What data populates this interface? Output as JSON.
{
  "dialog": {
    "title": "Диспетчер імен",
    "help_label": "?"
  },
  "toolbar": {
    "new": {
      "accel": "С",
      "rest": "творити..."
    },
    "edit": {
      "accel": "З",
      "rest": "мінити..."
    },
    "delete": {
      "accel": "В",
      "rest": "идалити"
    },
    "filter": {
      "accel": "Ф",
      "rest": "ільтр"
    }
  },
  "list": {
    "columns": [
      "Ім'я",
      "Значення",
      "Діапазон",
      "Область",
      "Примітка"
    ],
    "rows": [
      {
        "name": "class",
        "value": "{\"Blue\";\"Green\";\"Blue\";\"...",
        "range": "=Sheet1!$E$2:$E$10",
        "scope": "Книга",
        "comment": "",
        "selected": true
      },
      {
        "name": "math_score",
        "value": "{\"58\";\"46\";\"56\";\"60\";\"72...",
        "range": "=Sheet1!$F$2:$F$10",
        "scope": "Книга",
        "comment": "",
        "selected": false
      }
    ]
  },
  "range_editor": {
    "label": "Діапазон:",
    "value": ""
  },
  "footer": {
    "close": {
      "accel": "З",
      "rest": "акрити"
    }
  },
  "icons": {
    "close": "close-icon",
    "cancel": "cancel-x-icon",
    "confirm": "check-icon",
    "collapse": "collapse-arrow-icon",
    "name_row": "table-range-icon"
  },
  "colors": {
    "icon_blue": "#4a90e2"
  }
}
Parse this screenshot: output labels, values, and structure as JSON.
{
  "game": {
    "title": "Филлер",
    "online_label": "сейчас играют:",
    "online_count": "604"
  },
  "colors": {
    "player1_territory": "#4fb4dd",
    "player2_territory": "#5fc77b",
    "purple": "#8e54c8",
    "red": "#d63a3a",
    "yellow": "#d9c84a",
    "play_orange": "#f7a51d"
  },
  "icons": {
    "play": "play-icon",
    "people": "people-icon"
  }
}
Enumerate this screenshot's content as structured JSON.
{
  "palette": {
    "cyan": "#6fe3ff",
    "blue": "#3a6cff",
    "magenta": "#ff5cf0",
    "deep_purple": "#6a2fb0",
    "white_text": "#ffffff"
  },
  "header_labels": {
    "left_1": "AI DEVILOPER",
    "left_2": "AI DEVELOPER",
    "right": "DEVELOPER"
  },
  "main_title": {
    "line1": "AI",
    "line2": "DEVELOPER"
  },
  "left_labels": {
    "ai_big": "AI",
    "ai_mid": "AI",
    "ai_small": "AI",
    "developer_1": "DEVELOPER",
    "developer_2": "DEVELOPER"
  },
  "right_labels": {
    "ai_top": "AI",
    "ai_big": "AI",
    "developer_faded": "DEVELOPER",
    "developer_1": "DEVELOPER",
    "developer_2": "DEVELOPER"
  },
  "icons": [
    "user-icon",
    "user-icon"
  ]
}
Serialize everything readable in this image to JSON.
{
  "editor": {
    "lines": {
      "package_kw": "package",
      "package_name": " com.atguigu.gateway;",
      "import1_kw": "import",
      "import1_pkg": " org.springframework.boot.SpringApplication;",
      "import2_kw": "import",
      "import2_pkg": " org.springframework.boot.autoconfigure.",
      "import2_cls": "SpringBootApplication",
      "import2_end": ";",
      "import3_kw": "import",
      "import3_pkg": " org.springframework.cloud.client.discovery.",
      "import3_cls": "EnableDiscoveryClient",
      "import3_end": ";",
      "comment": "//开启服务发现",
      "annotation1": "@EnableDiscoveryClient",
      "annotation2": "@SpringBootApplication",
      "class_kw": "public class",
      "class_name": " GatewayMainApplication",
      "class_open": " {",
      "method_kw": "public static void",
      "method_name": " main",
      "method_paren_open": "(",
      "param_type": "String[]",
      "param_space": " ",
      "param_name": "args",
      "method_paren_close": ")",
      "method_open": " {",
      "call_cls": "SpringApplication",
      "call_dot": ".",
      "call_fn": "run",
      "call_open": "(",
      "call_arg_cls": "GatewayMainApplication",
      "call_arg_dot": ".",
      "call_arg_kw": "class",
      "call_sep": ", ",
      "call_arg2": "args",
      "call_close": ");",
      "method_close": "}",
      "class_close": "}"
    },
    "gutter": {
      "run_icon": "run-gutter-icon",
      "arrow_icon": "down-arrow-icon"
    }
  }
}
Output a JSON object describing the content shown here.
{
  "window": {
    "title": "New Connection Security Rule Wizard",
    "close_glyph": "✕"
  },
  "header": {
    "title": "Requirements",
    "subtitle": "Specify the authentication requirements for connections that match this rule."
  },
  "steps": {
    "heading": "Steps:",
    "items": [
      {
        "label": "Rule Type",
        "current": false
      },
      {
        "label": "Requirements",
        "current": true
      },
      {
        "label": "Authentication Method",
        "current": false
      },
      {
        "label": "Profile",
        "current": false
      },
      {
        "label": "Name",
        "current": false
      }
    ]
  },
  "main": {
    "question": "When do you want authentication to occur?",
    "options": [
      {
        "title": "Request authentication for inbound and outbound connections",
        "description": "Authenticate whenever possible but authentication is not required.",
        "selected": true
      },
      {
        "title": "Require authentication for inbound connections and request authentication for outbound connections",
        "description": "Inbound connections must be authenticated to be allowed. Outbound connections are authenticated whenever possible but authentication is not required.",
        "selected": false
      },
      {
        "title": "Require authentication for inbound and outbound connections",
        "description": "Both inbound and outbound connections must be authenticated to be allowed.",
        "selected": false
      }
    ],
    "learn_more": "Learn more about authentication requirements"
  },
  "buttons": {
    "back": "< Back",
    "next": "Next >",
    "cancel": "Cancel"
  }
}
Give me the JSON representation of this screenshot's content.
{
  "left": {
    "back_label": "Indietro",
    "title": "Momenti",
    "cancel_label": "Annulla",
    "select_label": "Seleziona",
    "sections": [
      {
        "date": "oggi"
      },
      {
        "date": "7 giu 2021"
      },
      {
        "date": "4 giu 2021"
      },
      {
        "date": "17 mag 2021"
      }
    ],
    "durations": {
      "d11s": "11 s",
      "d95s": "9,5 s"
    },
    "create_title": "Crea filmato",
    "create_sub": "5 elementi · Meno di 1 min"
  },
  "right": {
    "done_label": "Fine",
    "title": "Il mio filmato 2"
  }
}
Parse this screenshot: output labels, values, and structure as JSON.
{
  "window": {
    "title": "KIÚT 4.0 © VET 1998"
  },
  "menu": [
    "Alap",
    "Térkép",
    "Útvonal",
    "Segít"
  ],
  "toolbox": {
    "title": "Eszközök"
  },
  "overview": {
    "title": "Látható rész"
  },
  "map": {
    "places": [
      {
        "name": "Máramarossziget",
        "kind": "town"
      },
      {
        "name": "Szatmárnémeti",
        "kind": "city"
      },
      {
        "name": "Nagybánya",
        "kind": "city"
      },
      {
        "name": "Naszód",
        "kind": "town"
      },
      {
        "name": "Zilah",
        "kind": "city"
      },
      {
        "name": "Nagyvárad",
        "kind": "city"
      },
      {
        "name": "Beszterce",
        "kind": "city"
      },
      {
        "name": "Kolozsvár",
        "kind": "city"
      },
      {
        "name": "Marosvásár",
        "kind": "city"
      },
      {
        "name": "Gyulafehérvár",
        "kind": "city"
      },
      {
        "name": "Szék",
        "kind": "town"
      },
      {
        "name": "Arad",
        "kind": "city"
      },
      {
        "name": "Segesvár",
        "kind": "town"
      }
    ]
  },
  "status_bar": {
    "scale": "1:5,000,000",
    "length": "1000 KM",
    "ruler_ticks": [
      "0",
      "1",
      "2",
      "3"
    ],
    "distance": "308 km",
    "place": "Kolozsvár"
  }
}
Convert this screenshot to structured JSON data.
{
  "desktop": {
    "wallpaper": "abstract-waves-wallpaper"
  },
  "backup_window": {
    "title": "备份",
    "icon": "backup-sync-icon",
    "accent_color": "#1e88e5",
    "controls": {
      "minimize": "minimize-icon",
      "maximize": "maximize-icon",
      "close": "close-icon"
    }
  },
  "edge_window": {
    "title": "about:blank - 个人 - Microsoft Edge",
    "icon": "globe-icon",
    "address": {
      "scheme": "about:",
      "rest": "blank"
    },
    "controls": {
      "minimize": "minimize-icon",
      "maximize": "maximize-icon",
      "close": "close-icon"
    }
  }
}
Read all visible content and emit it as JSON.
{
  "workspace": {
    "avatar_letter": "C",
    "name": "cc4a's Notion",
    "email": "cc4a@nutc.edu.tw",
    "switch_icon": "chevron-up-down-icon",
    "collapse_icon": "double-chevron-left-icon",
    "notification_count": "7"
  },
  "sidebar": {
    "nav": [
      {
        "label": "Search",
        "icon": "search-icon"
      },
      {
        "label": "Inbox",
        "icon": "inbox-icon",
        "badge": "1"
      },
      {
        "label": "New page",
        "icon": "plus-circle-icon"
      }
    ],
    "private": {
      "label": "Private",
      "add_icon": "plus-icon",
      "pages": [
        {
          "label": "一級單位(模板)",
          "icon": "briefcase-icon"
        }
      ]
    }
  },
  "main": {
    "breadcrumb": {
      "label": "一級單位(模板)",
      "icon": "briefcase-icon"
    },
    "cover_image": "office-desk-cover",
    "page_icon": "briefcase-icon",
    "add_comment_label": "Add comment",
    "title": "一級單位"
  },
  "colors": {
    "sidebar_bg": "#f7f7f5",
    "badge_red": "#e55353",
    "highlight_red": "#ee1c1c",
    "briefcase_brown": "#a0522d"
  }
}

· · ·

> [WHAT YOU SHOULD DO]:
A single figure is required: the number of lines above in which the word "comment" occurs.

> [TASK ANSWER]:
4